##### Data supplied #####

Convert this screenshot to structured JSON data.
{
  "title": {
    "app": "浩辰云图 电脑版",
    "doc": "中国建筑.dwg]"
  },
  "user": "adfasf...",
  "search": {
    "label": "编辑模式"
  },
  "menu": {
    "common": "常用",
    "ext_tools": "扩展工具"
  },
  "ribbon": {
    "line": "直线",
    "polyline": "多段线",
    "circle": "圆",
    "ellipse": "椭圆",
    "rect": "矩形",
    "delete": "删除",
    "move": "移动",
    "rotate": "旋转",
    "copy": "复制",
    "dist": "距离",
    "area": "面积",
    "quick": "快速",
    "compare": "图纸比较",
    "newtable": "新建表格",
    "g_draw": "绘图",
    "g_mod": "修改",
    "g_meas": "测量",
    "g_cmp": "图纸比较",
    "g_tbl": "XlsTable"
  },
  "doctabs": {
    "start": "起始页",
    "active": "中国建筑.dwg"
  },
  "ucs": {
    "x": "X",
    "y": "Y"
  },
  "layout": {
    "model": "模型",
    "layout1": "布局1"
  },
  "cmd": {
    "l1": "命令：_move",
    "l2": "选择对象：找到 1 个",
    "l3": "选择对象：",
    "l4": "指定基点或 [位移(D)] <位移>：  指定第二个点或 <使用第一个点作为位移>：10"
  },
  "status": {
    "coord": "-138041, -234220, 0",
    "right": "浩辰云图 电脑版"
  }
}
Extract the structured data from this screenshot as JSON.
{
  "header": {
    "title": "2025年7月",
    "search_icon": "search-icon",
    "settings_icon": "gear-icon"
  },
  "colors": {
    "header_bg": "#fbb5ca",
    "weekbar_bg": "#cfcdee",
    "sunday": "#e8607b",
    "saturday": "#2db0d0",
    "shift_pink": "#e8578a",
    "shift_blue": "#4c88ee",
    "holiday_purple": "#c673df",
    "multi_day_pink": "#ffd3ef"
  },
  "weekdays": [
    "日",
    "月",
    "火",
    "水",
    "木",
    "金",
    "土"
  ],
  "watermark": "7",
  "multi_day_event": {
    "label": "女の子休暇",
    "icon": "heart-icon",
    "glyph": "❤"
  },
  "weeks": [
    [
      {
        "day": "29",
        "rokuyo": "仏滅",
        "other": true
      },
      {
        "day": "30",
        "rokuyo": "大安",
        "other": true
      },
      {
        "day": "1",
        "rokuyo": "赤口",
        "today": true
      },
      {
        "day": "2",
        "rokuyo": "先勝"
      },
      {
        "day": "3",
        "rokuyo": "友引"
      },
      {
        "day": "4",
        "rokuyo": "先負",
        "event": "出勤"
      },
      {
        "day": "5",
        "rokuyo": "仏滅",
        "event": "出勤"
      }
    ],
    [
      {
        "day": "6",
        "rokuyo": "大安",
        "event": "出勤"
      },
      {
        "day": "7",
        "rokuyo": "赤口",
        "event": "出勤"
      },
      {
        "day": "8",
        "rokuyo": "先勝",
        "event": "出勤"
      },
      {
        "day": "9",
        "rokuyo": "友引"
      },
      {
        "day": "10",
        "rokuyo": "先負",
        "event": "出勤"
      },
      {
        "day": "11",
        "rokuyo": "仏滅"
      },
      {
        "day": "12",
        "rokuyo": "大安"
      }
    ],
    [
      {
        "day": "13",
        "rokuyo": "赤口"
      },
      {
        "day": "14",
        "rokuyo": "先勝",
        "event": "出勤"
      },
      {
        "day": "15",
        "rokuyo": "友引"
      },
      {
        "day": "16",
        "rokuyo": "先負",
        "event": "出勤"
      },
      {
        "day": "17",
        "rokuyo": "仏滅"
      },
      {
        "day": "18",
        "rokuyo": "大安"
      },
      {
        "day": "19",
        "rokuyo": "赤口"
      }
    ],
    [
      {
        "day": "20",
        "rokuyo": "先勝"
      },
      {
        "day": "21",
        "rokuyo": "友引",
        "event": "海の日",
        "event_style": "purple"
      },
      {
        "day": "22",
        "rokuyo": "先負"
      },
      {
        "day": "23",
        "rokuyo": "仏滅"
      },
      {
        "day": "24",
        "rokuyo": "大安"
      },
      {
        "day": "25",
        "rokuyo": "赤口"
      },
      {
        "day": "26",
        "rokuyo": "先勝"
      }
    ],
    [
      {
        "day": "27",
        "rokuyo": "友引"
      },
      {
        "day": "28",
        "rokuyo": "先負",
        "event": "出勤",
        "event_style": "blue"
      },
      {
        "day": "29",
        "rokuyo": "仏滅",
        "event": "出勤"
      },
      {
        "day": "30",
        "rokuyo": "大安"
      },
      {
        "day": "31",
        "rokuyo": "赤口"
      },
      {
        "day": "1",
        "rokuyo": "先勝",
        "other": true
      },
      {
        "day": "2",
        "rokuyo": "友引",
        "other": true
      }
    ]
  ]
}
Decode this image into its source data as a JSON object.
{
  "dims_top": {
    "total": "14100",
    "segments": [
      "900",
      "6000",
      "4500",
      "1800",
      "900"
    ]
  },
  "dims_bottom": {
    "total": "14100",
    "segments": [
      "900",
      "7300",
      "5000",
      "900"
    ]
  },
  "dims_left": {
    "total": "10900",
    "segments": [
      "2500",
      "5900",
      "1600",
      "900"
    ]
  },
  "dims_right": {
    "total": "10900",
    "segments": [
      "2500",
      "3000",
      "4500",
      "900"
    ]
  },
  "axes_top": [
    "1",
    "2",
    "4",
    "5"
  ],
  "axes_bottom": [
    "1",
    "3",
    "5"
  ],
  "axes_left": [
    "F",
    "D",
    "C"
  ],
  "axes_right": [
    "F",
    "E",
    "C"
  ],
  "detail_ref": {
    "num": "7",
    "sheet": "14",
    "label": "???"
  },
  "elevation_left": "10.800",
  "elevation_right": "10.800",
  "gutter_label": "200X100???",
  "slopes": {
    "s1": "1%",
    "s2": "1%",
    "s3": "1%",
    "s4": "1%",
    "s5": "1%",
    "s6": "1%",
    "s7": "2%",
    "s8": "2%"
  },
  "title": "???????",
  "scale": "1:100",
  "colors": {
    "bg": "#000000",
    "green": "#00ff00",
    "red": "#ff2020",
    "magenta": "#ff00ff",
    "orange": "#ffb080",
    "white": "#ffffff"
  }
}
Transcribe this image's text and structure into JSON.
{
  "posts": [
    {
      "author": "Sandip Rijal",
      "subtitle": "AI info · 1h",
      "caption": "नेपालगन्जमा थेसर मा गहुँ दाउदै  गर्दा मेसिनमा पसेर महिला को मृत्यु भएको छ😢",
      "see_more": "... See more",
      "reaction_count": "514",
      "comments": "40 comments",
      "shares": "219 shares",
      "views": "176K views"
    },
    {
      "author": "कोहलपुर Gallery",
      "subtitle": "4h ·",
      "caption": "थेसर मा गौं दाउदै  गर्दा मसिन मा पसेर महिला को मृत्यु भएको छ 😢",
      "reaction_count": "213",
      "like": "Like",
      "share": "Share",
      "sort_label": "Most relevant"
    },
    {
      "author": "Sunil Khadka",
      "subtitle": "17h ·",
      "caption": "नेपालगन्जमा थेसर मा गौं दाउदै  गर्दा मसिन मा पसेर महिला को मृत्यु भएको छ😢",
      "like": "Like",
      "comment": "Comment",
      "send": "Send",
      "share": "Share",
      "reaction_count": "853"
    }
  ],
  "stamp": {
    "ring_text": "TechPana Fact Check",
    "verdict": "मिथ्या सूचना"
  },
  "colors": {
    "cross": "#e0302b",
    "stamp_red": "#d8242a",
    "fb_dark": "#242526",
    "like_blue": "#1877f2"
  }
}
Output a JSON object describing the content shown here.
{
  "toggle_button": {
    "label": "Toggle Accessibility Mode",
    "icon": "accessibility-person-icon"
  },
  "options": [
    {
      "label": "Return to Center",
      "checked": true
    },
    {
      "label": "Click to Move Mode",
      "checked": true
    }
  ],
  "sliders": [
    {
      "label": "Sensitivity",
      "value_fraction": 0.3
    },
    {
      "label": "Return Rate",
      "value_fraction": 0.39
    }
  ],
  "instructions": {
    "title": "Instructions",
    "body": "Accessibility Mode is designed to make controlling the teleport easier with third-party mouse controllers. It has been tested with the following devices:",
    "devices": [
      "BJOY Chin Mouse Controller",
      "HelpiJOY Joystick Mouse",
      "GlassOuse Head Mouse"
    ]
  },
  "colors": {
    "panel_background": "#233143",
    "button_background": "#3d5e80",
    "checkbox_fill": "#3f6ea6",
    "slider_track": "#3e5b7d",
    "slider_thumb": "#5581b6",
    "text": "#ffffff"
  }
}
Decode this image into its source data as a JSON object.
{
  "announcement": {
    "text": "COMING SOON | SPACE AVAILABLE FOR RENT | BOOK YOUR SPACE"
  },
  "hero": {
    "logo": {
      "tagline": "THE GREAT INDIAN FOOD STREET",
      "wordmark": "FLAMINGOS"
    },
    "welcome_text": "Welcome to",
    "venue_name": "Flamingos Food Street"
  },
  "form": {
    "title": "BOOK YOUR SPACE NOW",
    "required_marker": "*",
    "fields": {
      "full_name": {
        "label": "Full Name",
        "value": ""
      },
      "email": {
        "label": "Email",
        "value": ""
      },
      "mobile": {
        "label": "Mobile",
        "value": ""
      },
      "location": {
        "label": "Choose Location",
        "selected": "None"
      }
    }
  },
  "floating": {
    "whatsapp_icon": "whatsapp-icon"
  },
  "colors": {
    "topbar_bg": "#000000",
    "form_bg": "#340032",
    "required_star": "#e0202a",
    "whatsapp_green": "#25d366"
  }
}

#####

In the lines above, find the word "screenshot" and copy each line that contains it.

→ **Your response**
Convert this screenshot to structured JSON data.
Extract the structured data from this screenshot as JSON.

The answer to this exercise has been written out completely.